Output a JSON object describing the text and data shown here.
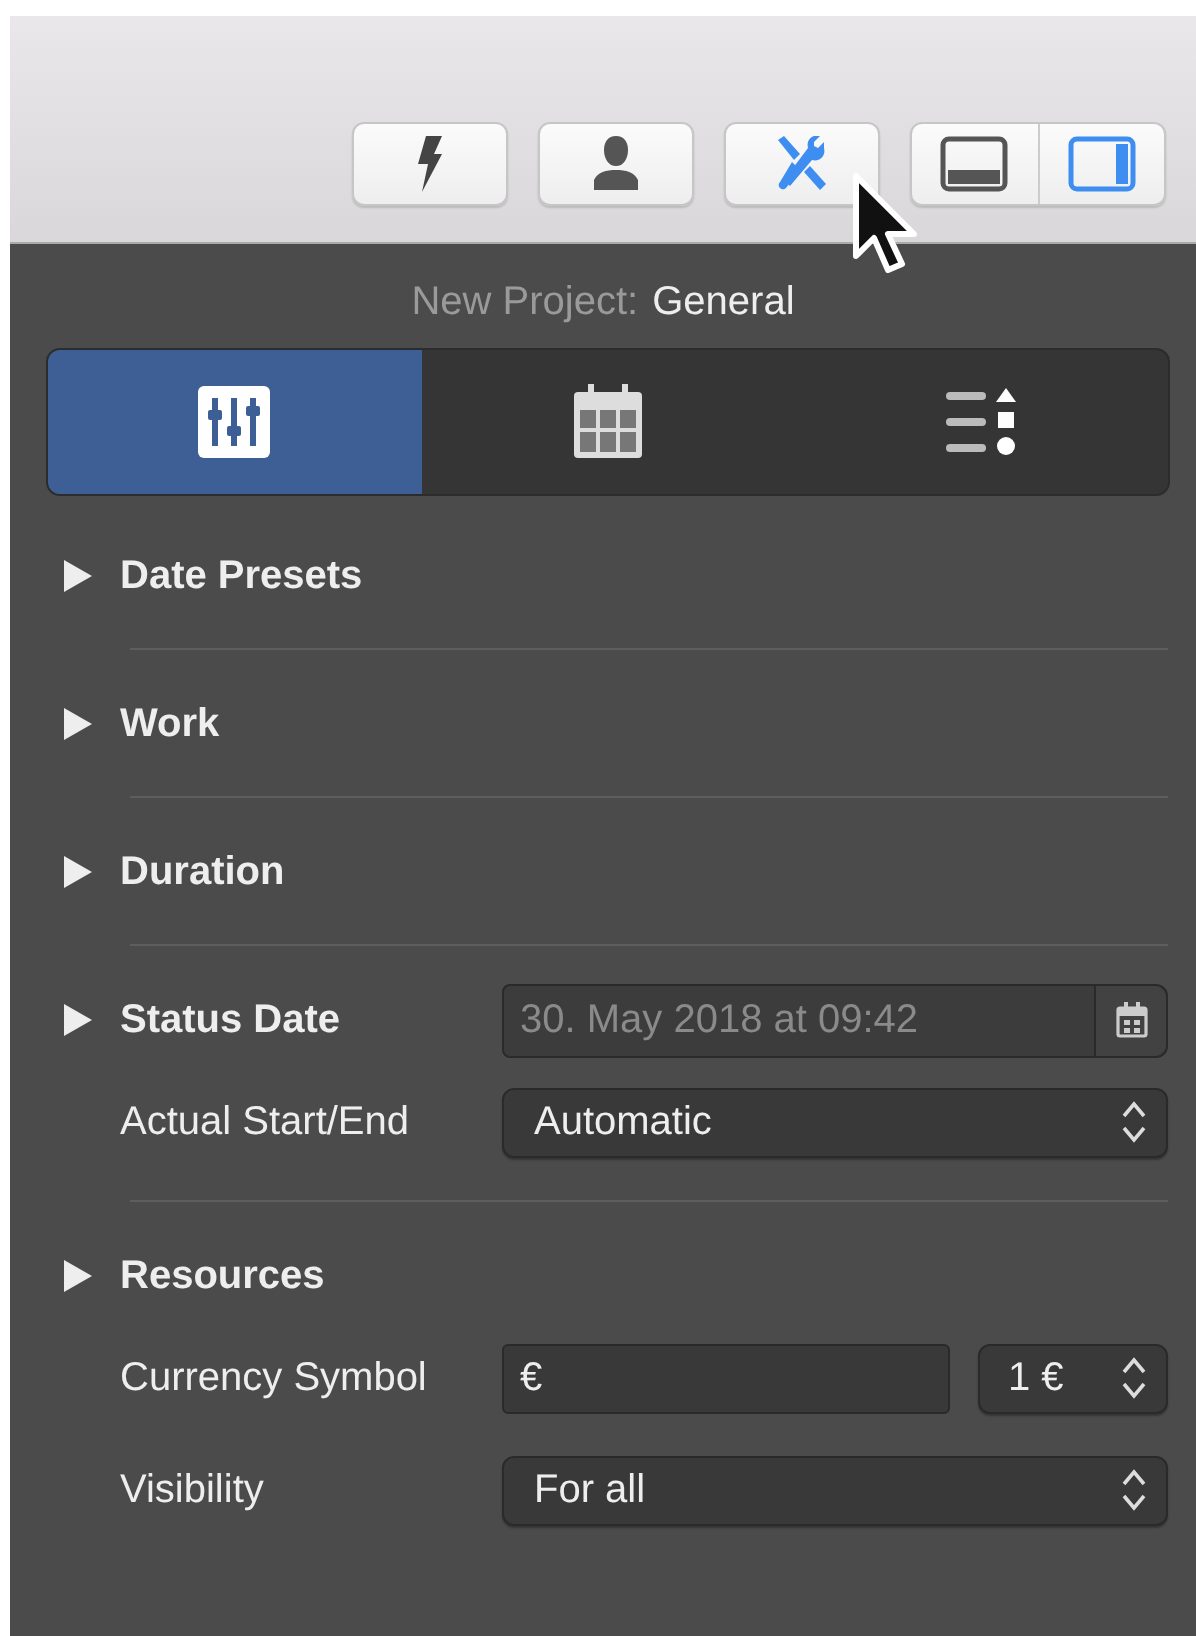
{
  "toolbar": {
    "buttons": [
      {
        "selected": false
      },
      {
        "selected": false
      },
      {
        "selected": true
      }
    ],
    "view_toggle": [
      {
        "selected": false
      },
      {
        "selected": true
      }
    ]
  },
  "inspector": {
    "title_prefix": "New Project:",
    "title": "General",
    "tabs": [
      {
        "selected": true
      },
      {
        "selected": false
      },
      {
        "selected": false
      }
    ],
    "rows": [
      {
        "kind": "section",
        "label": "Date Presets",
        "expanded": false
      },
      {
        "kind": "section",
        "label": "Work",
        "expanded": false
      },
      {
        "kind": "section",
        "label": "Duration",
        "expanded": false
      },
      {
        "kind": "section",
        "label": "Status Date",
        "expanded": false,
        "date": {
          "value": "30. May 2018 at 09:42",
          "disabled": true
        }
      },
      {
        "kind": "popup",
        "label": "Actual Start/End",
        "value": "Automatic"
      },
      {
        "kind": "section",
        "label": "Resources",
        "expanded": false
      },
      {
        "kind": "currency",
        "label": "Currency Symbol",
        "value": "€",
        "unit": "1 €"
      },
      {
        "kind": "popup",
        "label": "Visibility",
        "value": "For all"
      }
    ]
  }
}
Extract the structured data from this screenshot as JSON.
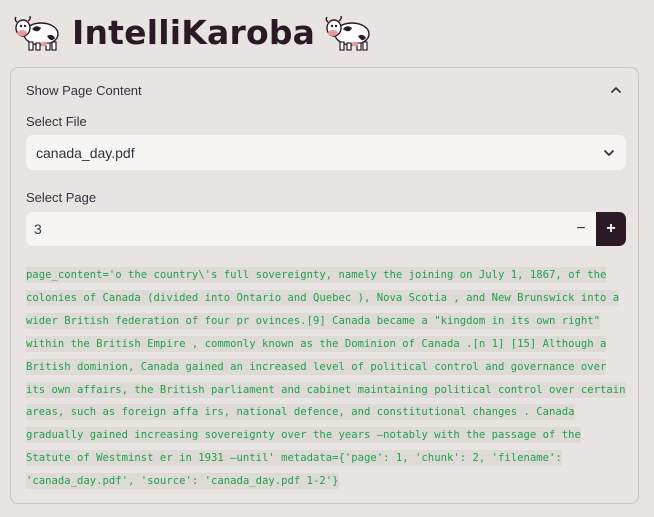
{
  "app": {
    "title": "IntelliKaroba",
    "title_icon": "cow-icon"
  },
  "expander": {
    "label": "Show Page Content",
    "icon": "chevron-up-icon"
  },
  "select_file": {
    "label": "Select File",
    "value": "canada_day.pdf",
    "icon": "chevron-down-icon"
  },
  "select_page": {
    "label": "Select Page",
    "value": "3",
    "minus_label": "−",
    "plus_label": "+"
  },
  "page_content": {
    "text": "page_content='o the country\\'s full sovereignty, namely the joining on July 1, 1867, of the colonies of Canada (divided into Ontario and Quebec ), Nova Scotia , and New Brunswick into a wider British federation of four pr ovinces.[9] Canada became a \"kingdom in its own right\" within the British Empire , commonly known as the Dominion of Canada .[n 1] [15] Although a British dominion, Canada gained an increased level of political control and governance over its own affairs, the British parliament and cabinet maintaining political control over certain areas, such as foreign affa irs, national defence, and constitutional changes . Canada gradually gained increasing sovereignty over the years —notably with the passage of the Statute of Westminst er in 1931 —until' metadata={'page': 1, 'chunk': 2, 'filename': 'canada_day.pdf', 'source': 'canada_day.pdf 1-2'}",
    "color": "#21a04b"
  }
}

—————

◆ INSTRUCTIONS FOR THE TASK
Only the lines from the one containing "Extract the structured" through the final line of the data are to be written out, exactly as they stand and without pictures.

◆ ANSWER SPACE
Extract the structured data from this screenshot as JSON.
{
  "app": {
    "title": "IntelliKaroba",
    "title_icon": "cow-icon"
  },
  "expander": {
    "label": "Show Page Content",
    "icon": "chevron-up-icon"
  },
  "select_file": {
    "label": "Select File",
    "value": "canada_day.pdf",
    "icon": "chevron-down-icon"
  },
  "select_page": {
    "label": "Select Page",
    "value": "3",
    "minus_label": "−",
    "plus_label": "+"
  },
  "page_content": {
    "text": "page_content='o the country\\'s full sovereignty, namely the joining on July 1, 1867, of the colonies of Canada (divided into Ontario and Quebec ), Nova Scotia , and New Brunswick into a wider British federation of four pr ovinces.[9] Canada became a \"kingdom in its own right\" within the British Empire , commonly known as the Dominion of Canada .[n 1] [15] Although a British dominion, Canada gained an increased level of political control and governance over its own affairs, the British parliament and cabinet maintaining political control over certain areas, such as foreign affa irs, national defence, and constitutional changes . Canada gradually gained increasing sovereignty over the years —notably with the passage of the Statute of Westminst er in 1931 —until' metadata={'page': 1, 'chunk': 2, 'filename': 'canada_day.pdf', 'source': 'canada_day.pdf 1-2'}",
    "color": "#21a04b"
  }
}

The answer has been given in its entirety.